As the day wore on though, the tablets were not working and she started getting feverish.
Then, in the early hours of October 4, her daughter Danielle, 22, woke at around 4am to get ready for her job at a warehouse to find her mom almost delirious with pain.
“I told her to get Paul and to ring an ambulance. It isn’t like me to be dramatic, so she knew I was serious,” said Jo.
She continued: “The paramedics came and I was told that, if it was just back pain, there was little that could be done for me at hospital.
“But a voice inside me was urging me to go, telling me something more sinister was happening.”

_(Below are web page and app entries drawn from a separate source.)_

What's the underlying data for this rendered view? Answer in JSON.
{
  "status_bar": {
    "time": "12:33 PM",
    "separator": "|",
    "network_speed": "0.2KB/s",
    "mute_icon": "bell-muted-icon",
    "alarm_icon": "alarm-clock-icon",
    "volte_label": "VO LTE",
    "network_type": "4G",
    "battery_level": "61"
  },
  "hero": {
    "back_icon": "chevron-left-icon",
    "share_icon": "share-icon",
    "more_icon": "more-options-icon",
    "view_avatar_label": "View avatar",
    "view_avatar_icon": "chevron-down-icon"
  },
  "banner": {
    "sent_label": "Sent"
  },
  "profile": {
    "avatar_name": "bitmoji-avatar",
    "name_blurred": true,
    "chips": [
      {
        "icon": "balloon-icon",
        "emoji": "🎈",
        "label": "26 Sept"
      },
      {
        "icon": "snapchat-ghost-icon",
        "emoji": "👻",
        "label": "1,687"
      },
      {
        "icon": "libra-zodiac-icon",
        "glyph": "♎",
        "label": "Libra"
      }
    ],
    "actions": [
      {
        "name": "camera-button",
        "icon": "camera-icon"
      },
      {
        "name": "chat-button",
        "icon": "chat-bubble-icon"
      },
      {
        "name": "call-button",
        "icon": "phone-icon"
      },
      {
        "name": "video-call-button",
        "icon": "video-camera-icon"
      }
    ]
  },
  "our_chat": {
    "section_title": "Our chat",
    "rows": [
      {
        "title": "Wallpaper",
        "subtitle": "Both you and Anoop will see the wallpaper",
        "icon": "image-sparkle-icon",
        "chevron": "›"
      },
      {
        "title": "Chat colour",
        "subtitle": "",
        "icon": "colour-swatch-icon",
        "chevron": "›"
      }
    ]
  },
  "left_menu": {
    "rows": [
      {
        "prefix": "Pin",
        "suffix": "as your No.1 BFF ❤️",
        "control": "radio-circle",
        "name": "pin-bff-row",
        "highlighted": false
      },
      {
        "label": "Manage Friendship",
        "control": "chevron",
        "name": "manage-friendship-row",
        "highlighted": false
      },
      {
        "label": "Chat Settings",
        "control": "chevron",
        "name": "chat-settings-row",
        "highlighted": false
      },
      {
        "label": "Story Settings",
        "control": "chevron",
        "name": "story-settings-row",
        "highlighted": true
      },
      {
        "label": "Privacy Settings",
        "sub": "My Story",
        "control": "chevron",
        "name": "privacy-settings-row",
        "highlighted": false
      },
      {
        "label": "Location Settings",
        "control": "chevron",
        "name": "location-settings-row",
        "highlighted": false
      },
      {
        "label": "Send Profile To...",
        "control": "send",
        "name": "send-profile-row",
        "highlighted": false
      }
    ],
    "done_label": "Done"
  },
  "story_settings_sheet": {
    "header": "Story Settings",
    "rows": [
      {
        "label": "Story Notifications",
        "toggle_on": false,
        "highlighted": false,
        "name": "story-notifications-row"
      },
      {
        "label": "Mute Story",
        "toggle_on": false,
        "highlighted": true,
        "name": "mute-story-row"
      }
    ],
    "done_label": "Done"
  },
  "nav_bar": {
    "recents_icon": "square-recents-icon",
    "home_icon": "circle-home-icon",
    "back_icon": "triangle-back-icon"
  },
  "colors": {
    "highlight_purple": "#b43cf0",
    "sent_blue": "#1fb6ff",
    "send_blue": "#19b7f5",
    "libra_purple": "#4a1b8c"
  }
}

At George Eliot (COR) Hospital in Nuneaton, Warwickshire, Jo had a series of tests, including two lumbar punctures, a procedure where a hollow needle is inserted into the spinal canal to test the fluid, which she described as “traumatic.”
Eventually diagnosing her with sepsis, medics then transferred her to the more specialist University Hospital Coventry, by that point gravely ill and fearing the worst.

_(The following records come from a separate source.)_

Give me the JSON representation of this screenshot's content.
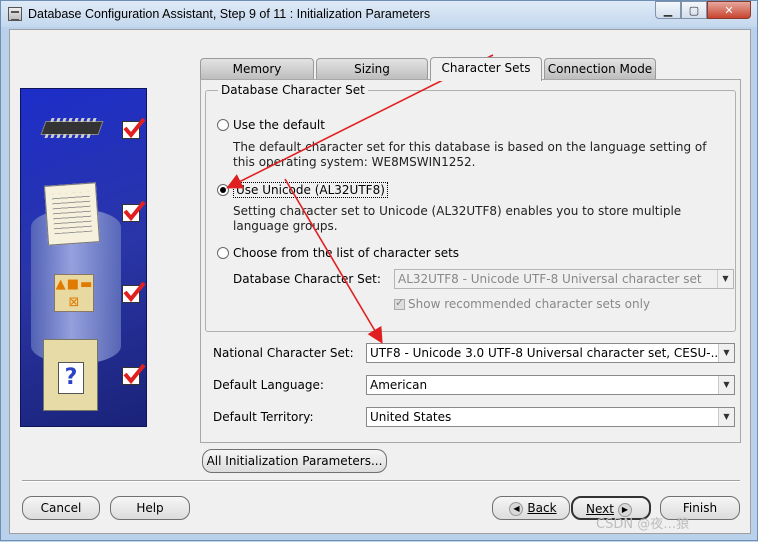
{
  "window": {
    "title": "Database Configuration Assistant, Step 9 of 11 : Initialization Parameters"
  },
  "tabs": [
    {
      "label": "Memory",
      "active": false
    },
    {
      "label": "Sizing",
      "active": false
    },
    {
      "label": "Character Sets",
      "active": true
    },
    {
      "label": "Connection Mode",
      "active": false
    }
  ],
  "db_charset_group": {
    "legend": "Database Character Set",
    "option_default": {
      "label": "Use the default",
      "selected": false,
      "description": "The default character set for this database is based on the language setting of this operating system: WE8MSWIN1252."
    },
    "option_unicode": {
      "label": "Use Unicode (AL32UTF8)",
      "selected": true,
      "description": "Setting character set to Unicode (AL32UTF8) enables you to store multiple language groups."
    },
    "option_choose": {
      "label": "Choose from the list of character sets",
      "selected": false
    },
    "charset_label": "Database Character Set:",
    "charset_value": "AL32UTF8 - Unicode UTF-8 Universal character set",
    "show_recommended_label": "Show recommended character sets only",
    "show_recommended_checked": true
  },
  "fields": {
    "national_label": "National Character Set:",
    "national_value": "UTF8 - Unicode 3.0 UTF-8 Universal character set, CESU-...",
    "language_label": "Default Language:",
    "language_value": "American",
    "territory_label": "Default Territory:",
    "territory_value": "United States"
  },
  "buttons": {
    "all_params": "All Initialization Parameters...",
    "cancel": "Cancel",
    "help": "Help",
    "back": "Back",
    "next": "Next",
    "finish": "Finish"
  },
  "watermark": "CSDN @夜…狼",
  "colors": {
    "annotation_arrow": "#e02020",
    "side_panel": "#1d2ec9"
  }
}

Jo continued: “I thought I was going to die. I took some photos during those two weeks and when I look back now, it’s like seeing a different person. I was so close to death.
“I don’t remember much about the first two weeks I spent in hospital, as I was so full of drugs, but it must have been awful for Paul and Danielle too.”
Slowly, Jo began to rally – but faced another setback when doctors found an abscess on her spine, which was causing her agonizing pain.
In total, she spent six weeks in hospital, during which time she had to learn to walk again due to muscle wastage.
“I’d no idea that could happen so quickly. I was like a toddler, finding my feet all over again,” she said.
After being discharged with a drip Jo was visited every day by a nurse until December 11.
But it became clear that her ordeal was far from over, as she was soon struck down by PSS, which continues to affect her.
According to the charity The UK Sepsis Trust, which estimates that five people are killed by sepsis every hour in the UK, PSS has no specific treatment. It usually gets better with time, but can last between six and 18 months.
Symptoms include lethargy, hair loss, poor appetite, reduced kidney function, anxiety and short-term memory loss – all of which Jo has experienced.
“I’ve been left a wreck -there’s no other word for it,” she said. “The panic and anxiety has hit from nowhere, but I think it stems from the shock of being fine one minute, then almost dying the next.
“Nobody knows what caused my sepsis, so it could happen again. I’m trying to get on with it and not be a hypochondriac, panicking over every pain I feel, but this has been so traumatic.”
She continued: “My arms still ache to the point where I can’t brush my hair, and it took a month of building up strength to even be able to walk to the shop. I feel like I’m about 90 years old.”
Now, though, Jo – who continues to be monitored by medics – has no choice but to simply wait and see how long her symptoms will last.
Sadly, with few specific treatments available to her, she said she feels as if she has been left on her own to deal with the aftermath of her near-death experience.
“I know the NHS is overstretched, but I do feel as if I’ve just been left to wait and see what happens,” she said. “I understand I’m no longer an emergency, but I’m still dealing with a lot.
“People don’t understand the huge after-effects that sepsis can have.”
Now, by speaking out, Jo hopes to raise awareness of PSS and urge others to seek help right away if they are feeling unwell.
She continued: “You know your own body, so if you don’t feel right, don’t take no for an answer and fight for tests and treatment.
“I am trying my best to get on with things, and know it does no good to keep looking back, but life will never be the same again for me after this.”